Write the entries out exactly. Any images they hold stay out of the copy.
--------------------------------------------------
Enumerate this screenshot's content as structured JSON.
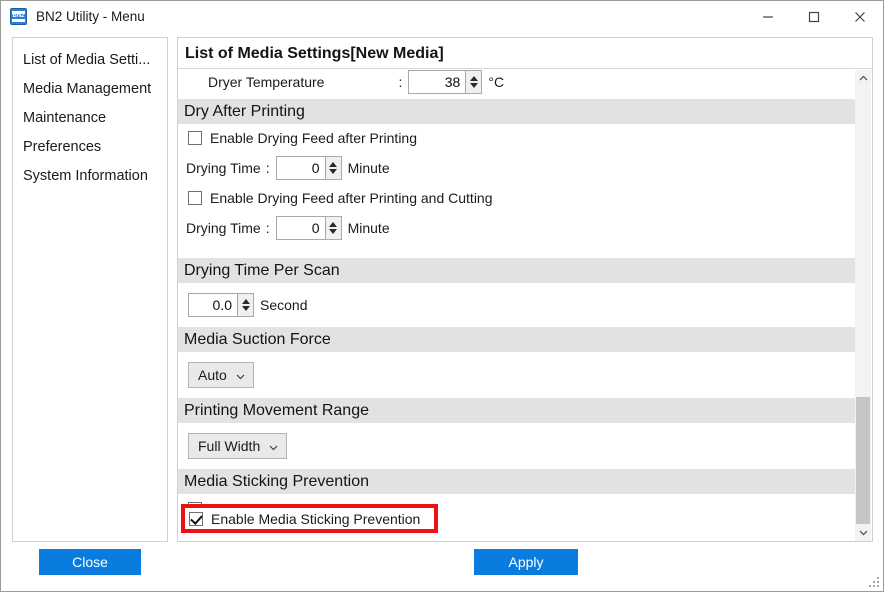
{
  "window": {
    "title": "BN2 Utility - Menu",
    "icon": "app-icon",
    "icon_text": "BN2",
    "controls": {
      "minimize": "minimize-icon",
      "maximize": "maximize-icon",
      "close": "close-icon"
    }
  },
  "sidebar": {
    "items": [
      {
        "label": "List of Media Setti..."
      },
      {
        "label": "Media Management"
      },
      {
        "label": "Maintenance"
      },
      {
        "label": "Preferences"
      },
      {
        "label": "System Information"
      }
    ]
  },
  "main": {
    "title": "List of Media Settings[New Media]",
    "rows": {
      "dryer_temperature": {
        "label": "Dryer Temperature",
        "colon": ":",
        "value": "38",
        "unit": "°C"
      },
      "dry_after_printing": {
        "section": "Dry After Printing",
        "checkbox1": {
          "label": "Enable Drying Feed after Printing",
          "checked": false
        },
        "drying_time1": {
          "label": "Drying Time",
          "colon": ":",
          "value": "0",
          "unit": "Minute"
        },
        "checkbox2": {
          "label": "Enable Drying Feed after Printing and Cutting",
          "checked": false
        },
        "drying_time2": {
          "label": "Drying Time",
          "colon": ":",
          "value": "0",
          "unit": "Minute"
        }
      },
      "drying_time_per_scan": {
        "section": "Drying Time Per Scan",
        "value": "0.0",
        "unit": "Second"
      },
      "media_suction_force": {
        "section": "Media Suction Force",
        "selected": "Auto"
      },
      "printing_movement_range": {
        "section": "Printing Movement Range",
        "selected": "Full Width"
      },
      "media_sticking_prevention": {
        "section": "Media Sticking Prevention",
        "checkbox": {
          "label": "Enable Media Sticking Prevention",
          "checked": true
        }
      }
    }
  },
  "footer": {
    "close_label": "Close",
    "apply_label": "Apply"
  },
  "colors": {
    "accent": "#0a7ce0",
    "section_band": "#e2e2e2",
    "highlight": "#ee1111",
    "scrollbar_thumb": "#c5c5c5"
  }
}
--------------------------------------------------
WRITTEN RESPONSE:
Enumerate this screenshot's content as structured JSON.
{
  "window": {
    "title": "BN2 Utility - Menu",
    "icon": "app-icon",
    "icon_text": "BN2",
    "controls": {
      "minimize": "minimize-icon",
      "maximize": "maximize-icon",
      "close": "close-icon"
    }
  },
  "sidebar": {
    "items": [
      {
        "label": "List of Media Setti..."
      },
      {
        "label": "Media Management"
      },
      {
        "label": "Maintenance"
      },
      {
        "label": "Preferences"
      },
      {
        "label": "System Information"
      }
    ]
  },
  "main": {
    "title": "List of Media Settings[New Media]",
    "rows": {
      "dryer_temperature": {
        "label": "Dryer Temperature",
        "colon": ":",
        "value": "38",
        "unit": "°C"
      },
      "dry_after_printing": {
        "section": "Dry After Printing",
        "checkbox1": {
          "label": "Enable Drying Feed after Printing",
          "checked": false
        },
        "drying_time1": {
          "label": "Drying Time",
          "colon": ":",
          "value": "0",
          "unit": "Minute"
        },
        "checkbox2": {
          "label": "Enable Drying Feed after Printing and Cutting",
          "checked": false
        },
        "drying_time2": {
          "label": "Drying Time",
          "colon": ":",
          "value": "0",
          "unit": "Minute"
        }
      },
      "drying_time_per_scan": {
        "section": "Drying Time Per Scan",
        "value": "0.0",
        "unit": "Second"
      },
      "media_suction_force": {
        "section": "Media Suction Force",
        "selected": "Auto"
      },
      "printing_movement_range": {
        "section": "Printing Movement Range",
        "selected": "Full Width"
      },
      "media_sticking_prevention": {
        "section": "Media Sticking Prevention",
        "checkbox": {
          "label": "Enable Media Sticking Prevention",
          "checked": true
        }
      }
    }
  },
  "footer": {
    "close_label": "Close",
    "apply_label": "Apply"
  },
  "colors": {
    "accent": "#0a7ce0",
    "section_band": "#e2e2e2",
    "highlight": "#ee1111",
    "scrollbar_thumb": "#c5c5c5"
  }
}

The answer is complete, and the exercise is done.